#### AVAILABLE DATA

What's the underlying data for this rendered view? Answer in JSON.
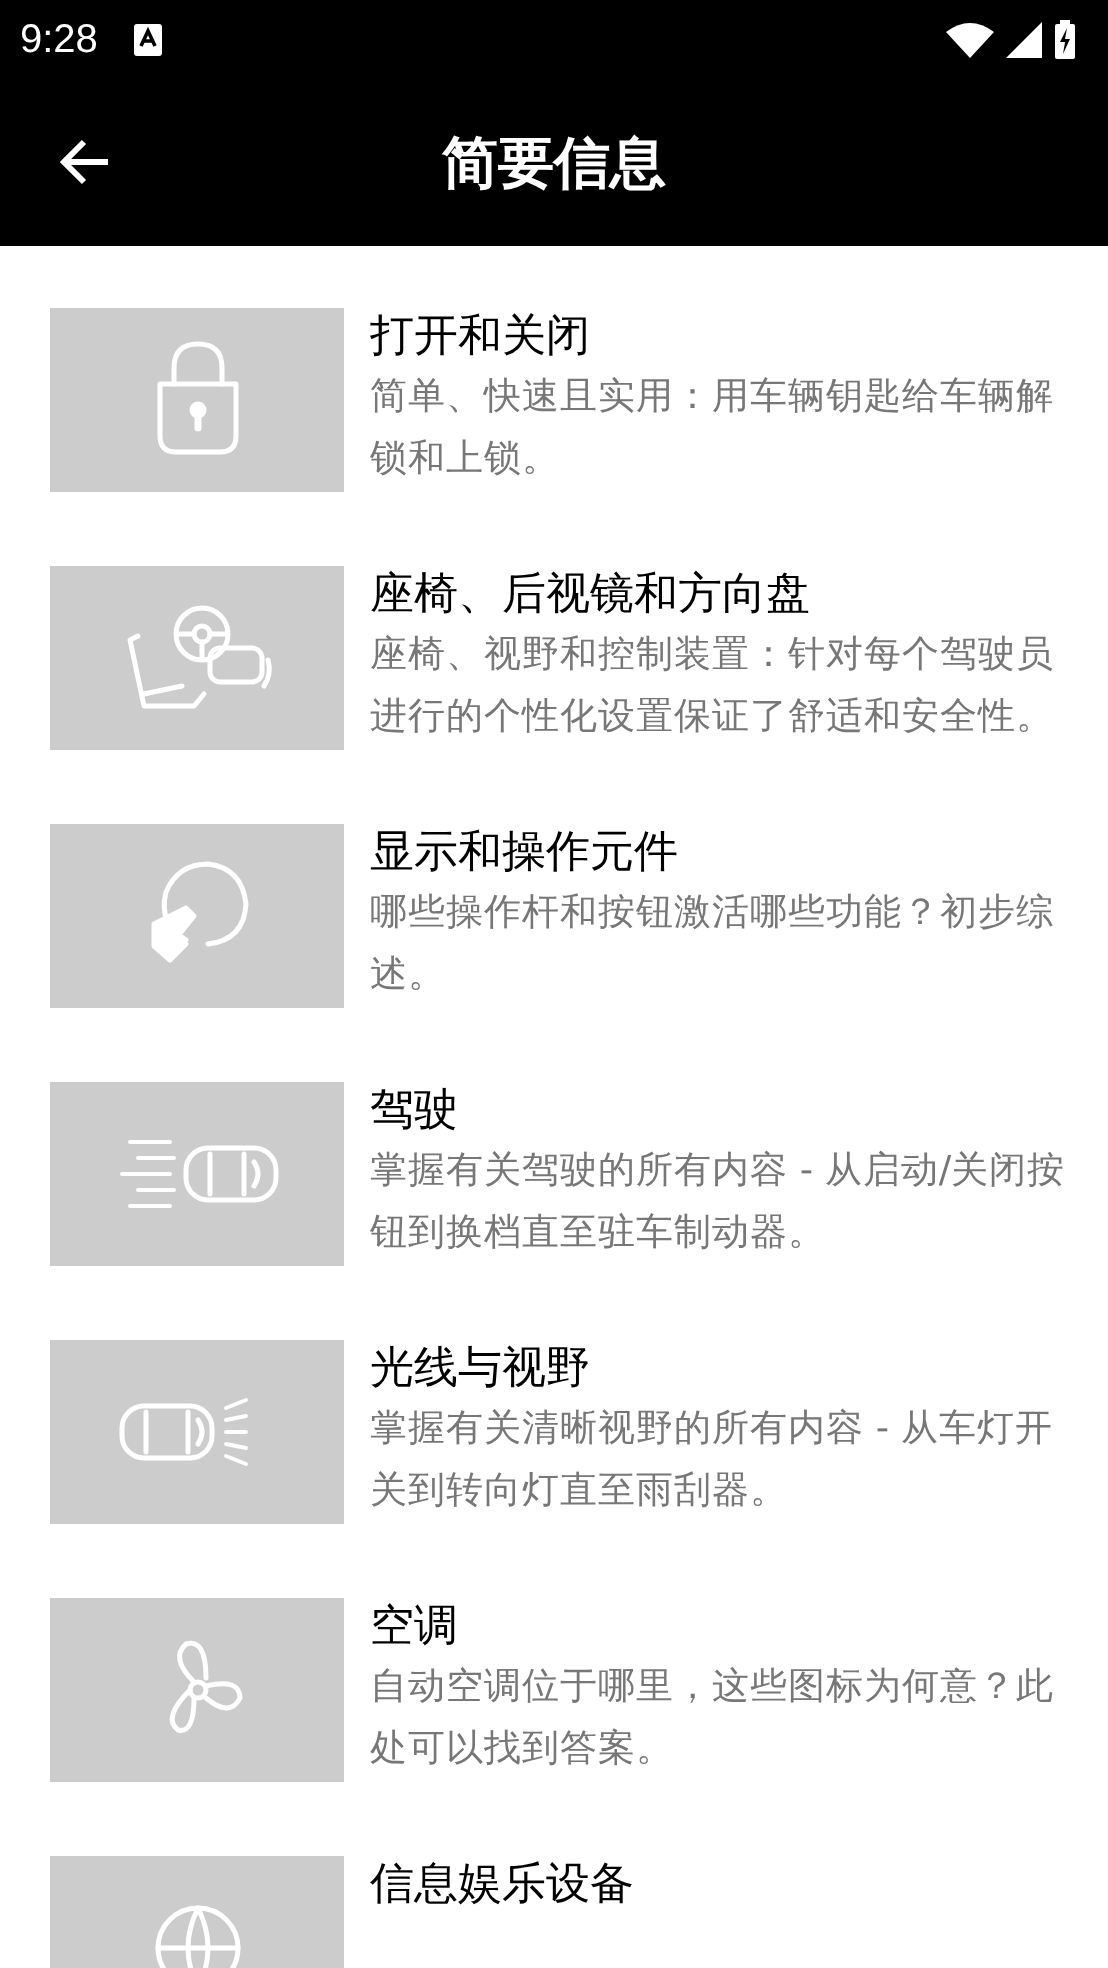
{
  "status_bar": {
    "time": "9:28"
  },
  "toolbar": {
    "title": "简要信息"
  },
  "items": [
    {
      "title": "打开和关闭",
      "description": "简单、快速且实用：用车辆钥匙给车辆解锁和上锁。"
    },
    {
      "title": "座椅、后视镜和方向盘",
      "description": "座椅、视野和控制装置：针对每个驾驶员进行的个性化设置保证了舒适和安全性。"
    },
    {
      "title": "显示和操作元件",
      "description": "哪些操作杆和按钮激活哪些功能？初步综述。"
    },
    {
      "title": "驾驶",
      "description": "掌握有关驾驶的所有内容 - 从启动/关闭按钮到换档直至驻车制动器。"
    },
    {
      "title": "光线与视野",
      "description": "掌握有关清晰视野的所有内容 - 从车灯开关到转向灯直至雨刮器。"
    },
    {
      "title": "空调",
      "description": "自动空调位于哪里，这些图标为何意？此处可以找到答案。"
    },
    {
      "title": "信息娱乐设备"
    }
  ]
}
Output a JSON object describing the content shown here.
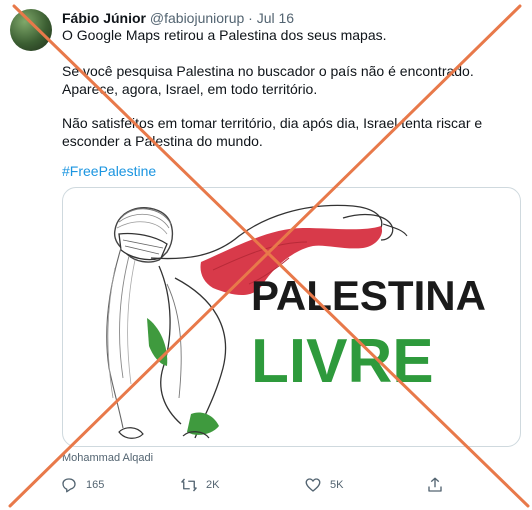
{
  "tweet": {
    "author_name": "Fábio Júnior",
    "handle": "@fabiojuniorup",
    "separator": "·",
    "date": "Jul 16",
    "paragraph_1": "O Google Maps retirou a Palestina dos seus mapas.",
    "paragraph_2": "Se você pesquisa Palestina no buscador o país não é encontrado. Aparece, agora, Israel, em todo território.",
    "paragraph_3": "Não satisfeitos em tomar território, dia após dia, Israel tenta riscar e esconder a Palestina do mundo.",
    "hashtag": "#FreePalestine"
  },
  "media": {
    "line_1": "PALESTINA",
    "line_2": "LIVRE",
    "caption": "Mohammad Alqadi"
  },
  "actions": {
    "reply_count": "165",
    "retweet_count": "2K",
    "like_count": "5K"
  },
  "overlay": {
    "cross_color": "#e8794a"
  },
  "icons": [
    "reply-icon",
    "retweet-icon",
    "like-icon",
    "share-icon"
  ]
}
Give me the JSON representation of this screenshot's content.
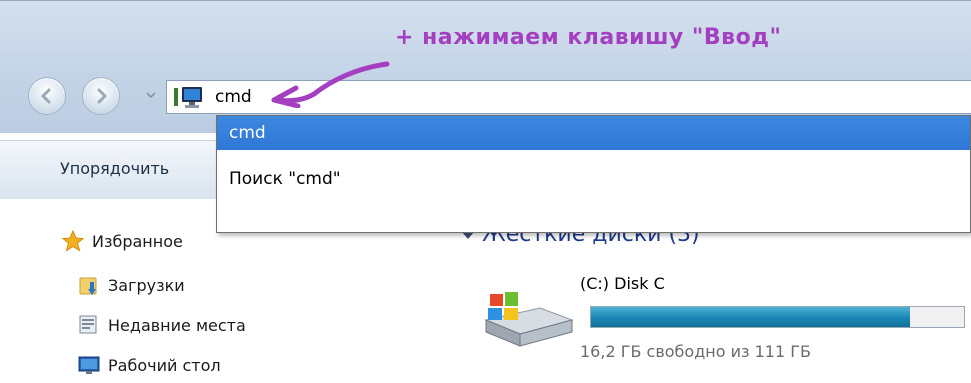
{
  "annotation": {
    "text": "+ нажимаем клавишу \"Ввод\"",
    "color": "#a53fc2"
  },
  "address_bar": {
    "value": "cmd",
    "icon": "computer-icon"
  },
  "autocomplete": {
    "items": [
      {
        "label": "cmd",
        "selected": true
      },
      {
        "label": "Поиск \"cmd\"",
        "selected": false
      }
    ],
    "highlight_color": "#3e88e0"
  },
  "toolbar": {
    "organize_label": "Упорядочить"
  },
  "nav_pane": {
    "favorites_label": "Избранное",
    "items": [
      {
        "label": "Загрузки",
        "icon": "downloads-folder-icon"
      },
      {
        "label": "Недавние места",
        "icon": "recent-places-icon"
      },
      {
        "label": "Рабочий стол",
        "icon": "desktop-icon"
      }
    ]
  },
  "content": {
    "section_header": "Жесткие диски (3)",
    "drive": {
      "name": "(C:) Disk C",
      "free_text": "16,2 ГБ свободно из 111 ГБ",
      "used_fraction": 0.854,
      "bar_color": "#1a86b5"
    }
  }
}
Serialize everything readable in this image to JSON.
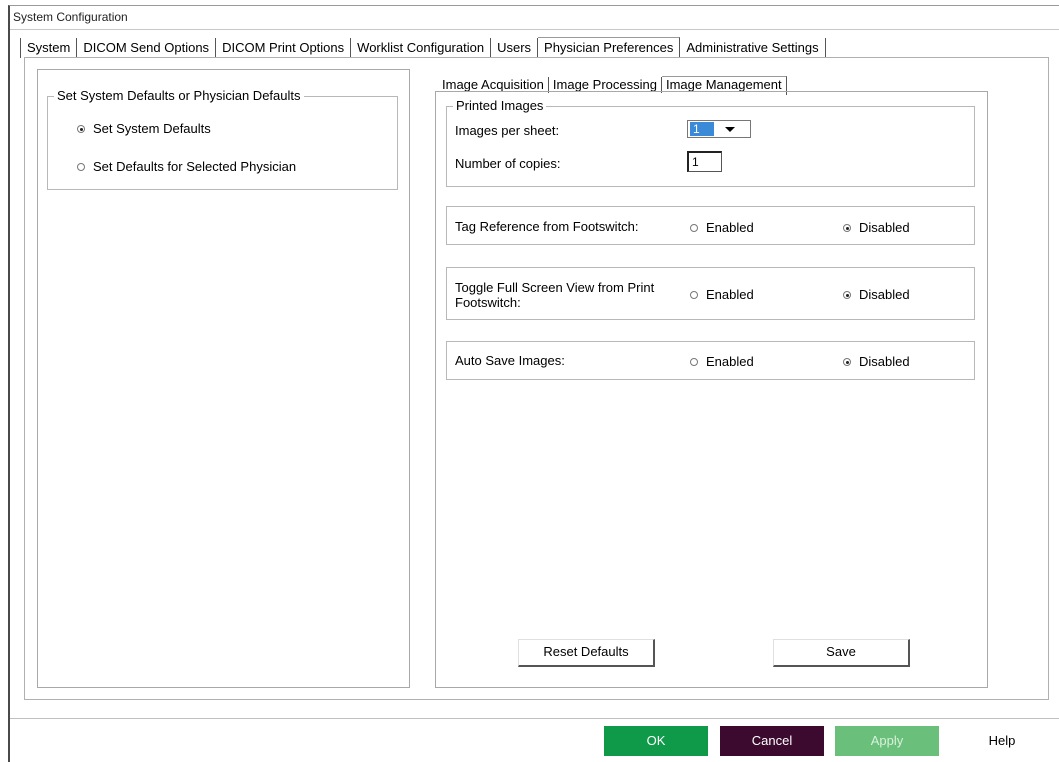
{
  "window": {
    "title": "System Configuration"
  },
  "tabs": [
    "System",
    "DICOM Send Options",
    "DICOM Print Options",
    "Worklist Configuration",
    "Users",
    "Physician Preferences",
    "Administrative Settings"
  ],
  "left": {
    "group_title": "Set System Defaults or Physician Defaults",
    "options": [
      {
        "label": "Set System Defaults",
        "checked": true
      },
      {
        "label": "Set Defaults for Selected Physician",
        "checked": false
      }
    ]
  },
  "subtabs": [
    "Image Acquisition",
    "Image Processing",
    "Image Management"
  ],
  "printed": {
    "group_title": "Printed Images",
    "images_per_sheet_label": "Images per sheet:",
    "images_per_sheet_value": "1",
    "copies_label": "Number of copies:",
    "copies_value": "1"
  },
  "settings": [
    {
      "label": "Tag Reference from Footswitch:",
      "enabled": "Enabled",
      "disabled": "Disabled",
      "selected": "Disabled"
    },
    {
      "label": "Toggle Full Screen View from Print Footswitch:",
      "enabled": "Enabled",
      "disabled": "Disabled",
      "selected": "Disabled"
    },
    {
      "label": "Auto Save Images:",
      "enabled": "Enabled",
      "disabled": "Disabled",
      "selected": "Disabled"
    }
  ],
  "buttons": {
    "reset": "Reset Defaults",
    "save": "Save",
    "ok": "OK",
    "cancel": "Cancel",
    "apply": "Apply",
    "help": "Help"
  },
  "colors": {
    "ok_bg": "#0f9a4a",
    "cancel_bg": "#3b0a2e",
    "apply_bg": "#6ac07a",
    "selection": "#3b8ad8"
  }
}
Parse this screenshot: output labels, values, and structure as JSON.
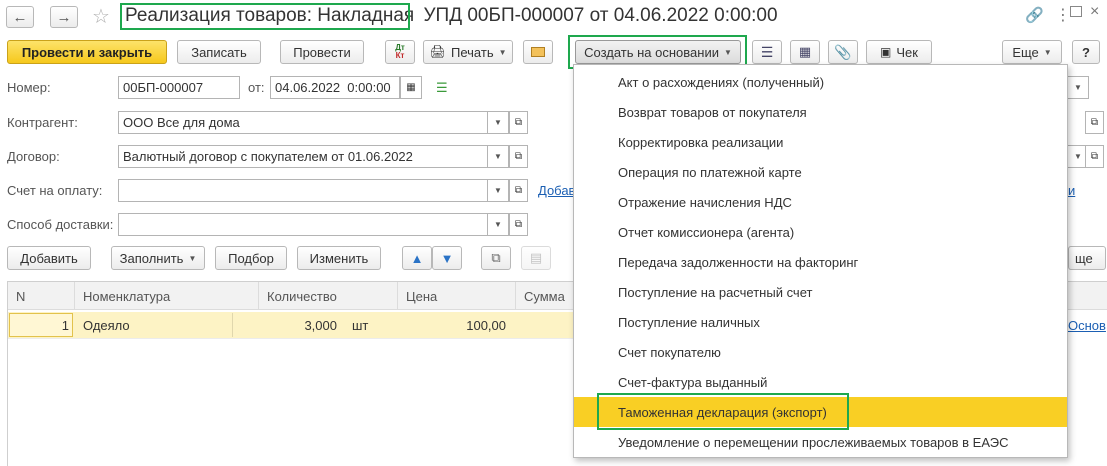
{
  "header": {
    "title_main": "Реализация товаров: Накладная",
    "title_rest": "УПД 00БП-000007 от 04.06.2022 0:00:00"
  },
  "toolbar": {
    "post_close": "Провести и закрыть",
    "save": "Записать",
    "post": "Провести",
    "dt_kt_top": "Дт",
    "dt_kt_bottom": "Кт",
    "print": "Печать",
    "create_based": "Создать на основании",
    "check": "Чек",
    "more": "Еще",
    "help": "?"
  },
  "form": {
    "number_label": "Номер:",
    "number_value": "00БП-000007",
    "date_label": "от:",
    "date_value": "04.06.2022  0:00:00",
    "contractor_label": "Контрагент:",
    "contractor_value": "ООО Все для дома",
    "contract_label": "Договор:",
    "contract_value": "Валютный договор с покупателем от 01.06.2022",
    "invoice_label": "Счет на оплату:",
    "invoice_value": "",
    "delivery_label": "Способ доставки:",
    "delivery_value": "",
    "add_link_partial": "Добав",
    "right_link_partial": "и"
  },
  "table_toolbar": {
    "add": "Добавить",
    "fill": "Заполнить",
    "select": "Подбор",
    "change": "Изменить",
    "more_partial": "ще"
  },
  "table": {
    "columns": [
      "N",
      "Номенклатура",
      "Количество",
      "Цена",
      "Сумма"
    ],
    "rows": [
      {
        "n": "1",
        "item": "Одеяло",
        "qty": "3,000",
        "unit": "шт",
        "price": "100,00"
      }
    ],
    "right_link_partial": "Основ"
  },
  "menu": {
    "items": [
      "Акт о расхождениях (полученный)",
      "Возврат товаров от покупателя",
      "Корректировка реализации",
      "Операция по платежной карте",
      "Отражение начисления НДС",
      "Отчет комиссионера (агента)",
      "Передача задолженности на факторинг",
      "Поступление на расчетный счет",
      "Поступление наличных",
      "Счет покупателю",
      "Счет-фактура выданный",
      "Таможенная декларация (экспорт)",
      "Уведомление о перемещении прослеживаемых товаров в ЕАЭС"
    ],
    "selected": "Таможенная декларация (экспорт)"
  },
  "colors": {
    "accent_yellow": "#f6c81c",
    "highlight_green": "#1ea84e",
    "selected_row": "#fdf3c5",
    "link_blue": "#1b5fb3"
  }
}
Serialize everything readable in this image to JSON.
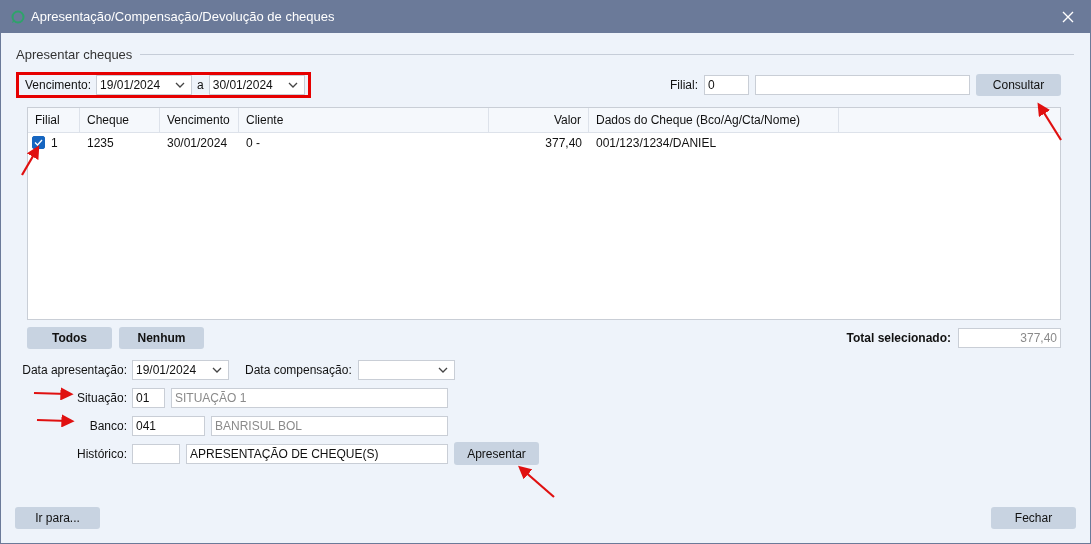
{
  "window": {
    "title": "Apresentação/Compensação/Devolução de cheques"
  },
  "group": {
    "title": "Apresentar cheques"
  },
  "filter": {
    "label": "Vencimento:",
    "from": "19/01/2024",
    "separator": "a",
    "to": "30/01/2024"
  },
  "filial": {
    "label": "Filial:",
    "code": "0"
  },
  "consult_button": "Consultar",
  "table": {
    "columns": [
      {
        "label": "Filial",
        "kind": "text"
      },
      {
        "label": "Cheque",
        "kind": "text"
      },
      {
        "label": "Vencimento",
        "kind": "text"
      },
      {
        "label": "Cliente",
        "kind": "text"
      },
      {
        "label": "Valor",
        "kind": "number"
      },
      {
        "label": "Dados do Cheque (Bco/Ag/Cta/Nome)",
        "kind": "text"
      }
    ],
    "rows": [
      {
        "checked": true,
        "cells": [
          "1",
          "1235",
          "30/01/2024",
          "0 -",
          "377,40",
          "001/123/1234/DANIEL"
        ]
      }
    ]
  },
  "select_buttons": [
    "Todos",
    "Nenhum"
  ],
  "total": {
    "label": "Total selecionado:",
    "value": "377,40"
  },
  "form": {
    "date_presentation": {
      "label": "Data apresentação:",
      "value": "19/01/2024"
    },
    "date_compensation": {
      "label": "Data compensação:"
    },
    "lookups": [
      {
        "label": "Situação:",
        "code": "01",
        "description": "SITUAÇÃO 1",
        "disabled": true
      },
      {
        "label": "Banco:",
        "code": "041",
        "description": "BANRISUL BOL",
        "disabled": true
      },
      {
        "label": "Histórico:",
        "description": "APRESENTAÇÃO DE CHEQUE(S)",
        "disabled": false
      }
    ],
    "submit_button": "Apresentar"
  },
  "goto_button": "Ir para...",
  "close_button": "Fechar"
}
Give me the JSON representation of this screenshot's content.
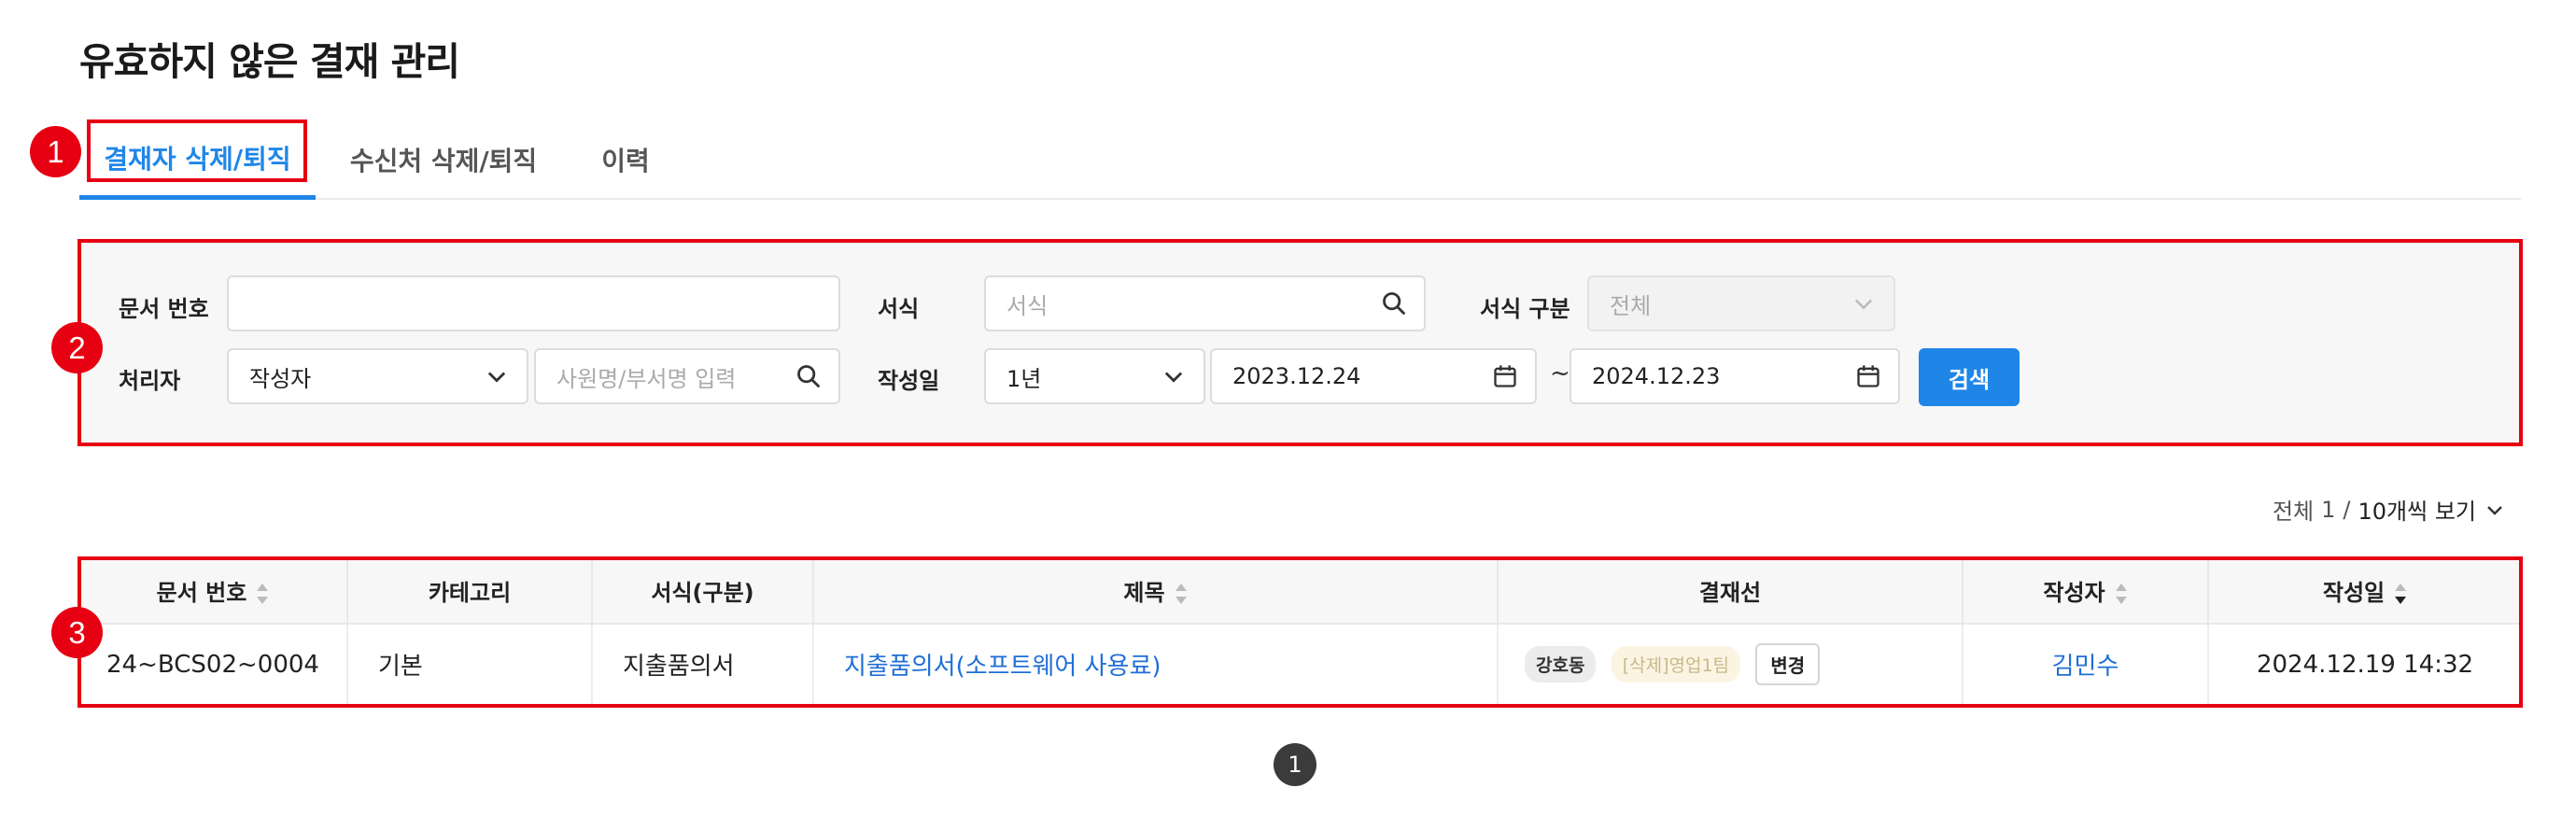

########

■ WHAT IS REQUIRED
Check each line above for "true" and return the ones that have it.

■ RESULT BELOW
        "selected": true
        "checked": true
        "checked": true,
        "disabled": true
        "disabled": true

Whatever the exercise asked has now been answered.